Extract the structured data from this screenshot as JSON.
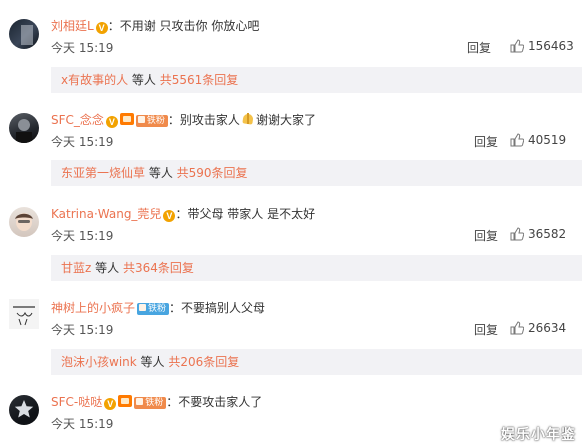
{
  "comments": [
    {
      "user": "刘相廷L",
      "text": "：不用谢 只攻击你 你放心吧",
      "time": "今天 15:19",
      "reply": "回复",
      "likes": "156463",
      "sub": {
        "name": "x有故事的人",
        "etc": " 等人 ",
        "more": "共5561条回复"
      }
    },
    {
      "user": "SFC_念念",
      "fan": "铁粉",
      "text": "：别攻击家人",
      "text2": "谢谢大家了",
      "time": "今天 15:19",
      "reply": "回复",
      "likes": "40519",
      "sub": {
        "name": "东亚第一烧仙草",
        "etc": " 等人 ",
        "more": "共590条回复"
      }
    },
    {
      "user": "Katrina·Wang_莞兒",
      "text": "：带父母 带家人 是不太好",
      "time": "今天 15:19",
      "reply": "回复",
      "likes": "36582",
      "sub": {
        "name": "甘蓝z",
        "etc": " 等人 ",
        "more": "共364条回复"
      }
    },
    {
      "user": "神树上的小疯子",
      "fan": "铁粉",
      "text": "：不要搞别人父母",
      "time": "今天 15:19",
      "reply": "回复",
      "likes": "26634",
      "sub": {
        "name": "泡沫小孩wink",
        "etc": " 等人 ",
        "more": "共206条回复"
      }
    },
    {
      "user": "SFC-哒哒",
      "fan": "铁粉",
      "text": "：不要攻击家人了",
      "time": "今天 15:19"
    }
  ],
  "watermark": "娱乐小年鉴",
  "colors": {
    "username": "#eb7350",
    "sub_bg": "#f2f2f5",
    "text": "#333333"
  }
}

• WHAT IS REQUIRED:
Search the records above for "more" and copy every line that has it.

• SOLUTION FOR THIS TASK:
        "more": "共5561条回复"
        "more": "共590条回复"
        "more": "共364条回复"
        "more": "共206条回复"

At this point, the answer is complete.